>>>
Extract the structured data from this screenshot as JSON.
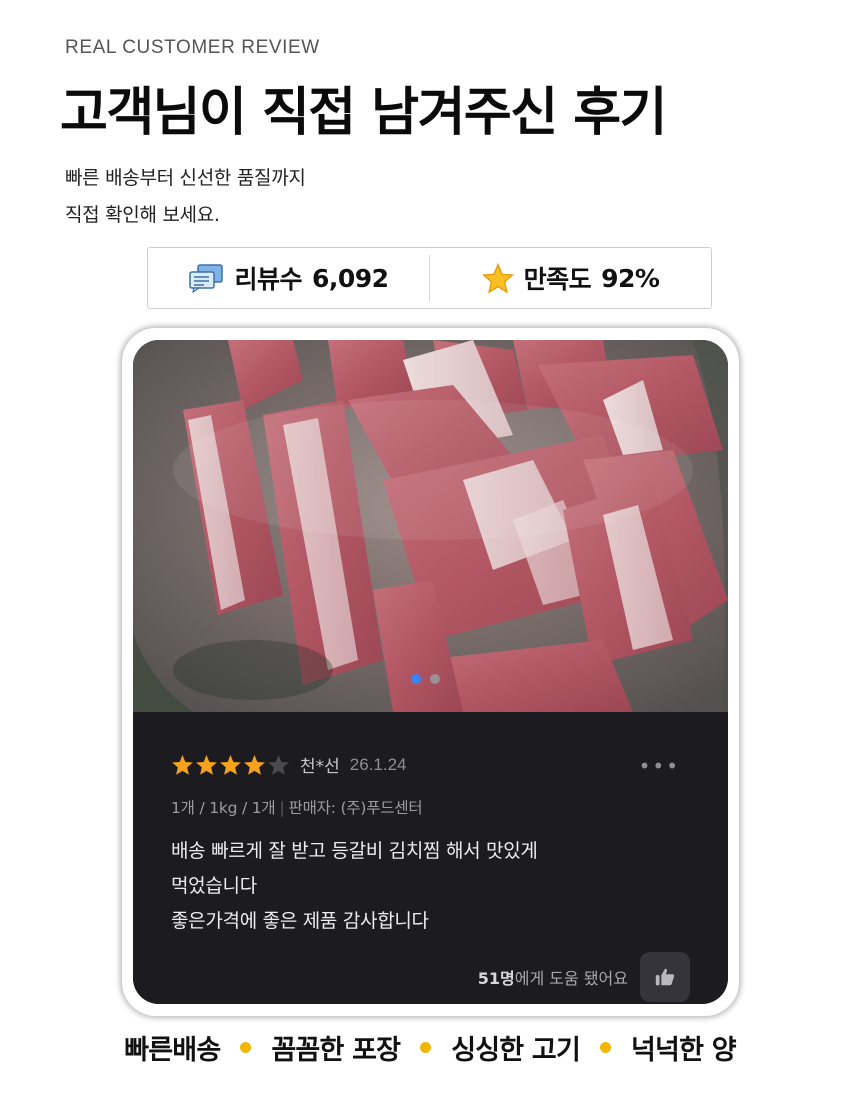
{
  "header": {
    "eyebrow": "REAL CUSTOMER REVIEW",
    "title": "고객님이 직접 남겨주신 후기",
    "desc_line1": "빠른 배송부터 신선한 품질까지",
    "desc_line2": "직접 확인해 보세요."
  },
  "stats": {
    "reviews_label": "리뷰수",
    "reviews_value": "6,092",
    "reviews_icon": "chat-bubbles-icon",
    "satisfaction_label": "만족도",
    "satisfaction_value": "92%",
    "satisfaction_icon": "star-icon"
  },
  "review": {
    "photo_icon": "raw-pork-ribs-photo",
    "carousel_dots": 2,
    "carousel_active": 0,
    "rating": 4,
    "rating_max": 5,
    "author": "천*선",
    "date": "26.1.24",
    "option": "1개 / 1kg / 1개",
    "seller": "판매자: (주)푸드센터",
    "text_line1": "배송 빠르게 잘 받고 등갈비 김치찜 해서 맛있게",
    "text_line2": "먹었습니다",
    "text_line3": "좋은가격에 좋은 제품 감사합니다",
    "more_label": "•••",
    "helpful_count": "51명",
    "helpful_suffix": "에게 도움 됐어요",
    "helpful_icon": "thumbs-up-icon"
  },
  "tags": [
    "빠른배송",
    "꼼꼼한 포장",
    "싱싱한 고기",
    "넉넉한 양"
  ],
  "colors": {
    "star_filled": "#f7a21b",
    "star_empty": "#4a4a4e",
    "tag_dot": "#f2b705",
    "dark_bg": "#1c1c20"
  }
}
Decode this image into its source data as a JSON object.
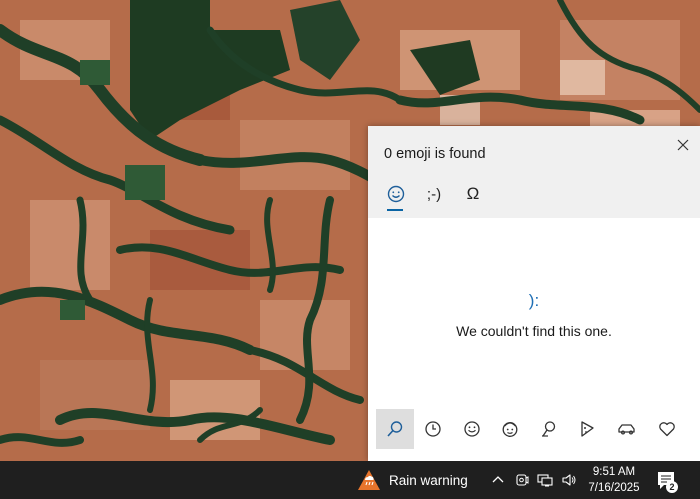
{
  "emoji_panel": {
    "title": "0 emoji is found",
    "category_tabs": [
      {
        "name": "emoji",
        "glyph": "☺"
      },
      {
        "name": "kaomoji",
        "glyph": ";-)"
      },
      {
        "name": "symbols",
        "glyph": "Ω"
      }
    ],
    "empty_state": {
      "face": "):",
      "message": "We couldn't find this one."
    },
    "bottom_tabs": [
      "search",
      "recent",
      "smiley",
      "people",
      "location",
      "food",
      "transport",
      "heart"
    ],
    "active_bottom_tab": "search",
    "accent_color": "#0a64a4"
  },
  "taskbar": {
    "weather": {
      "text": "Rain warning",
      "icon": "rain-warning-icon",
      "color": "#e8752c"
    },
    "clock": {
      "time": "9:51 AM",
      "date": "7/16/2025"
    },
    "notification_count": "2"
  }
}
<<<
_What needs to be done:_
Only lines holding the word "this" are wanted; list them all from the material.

_Exercise solution:_
Extract the structured data from this screenshot as JSON.
Decode this image into its source data as a JSON object.
      "message": "We couldn't find this one."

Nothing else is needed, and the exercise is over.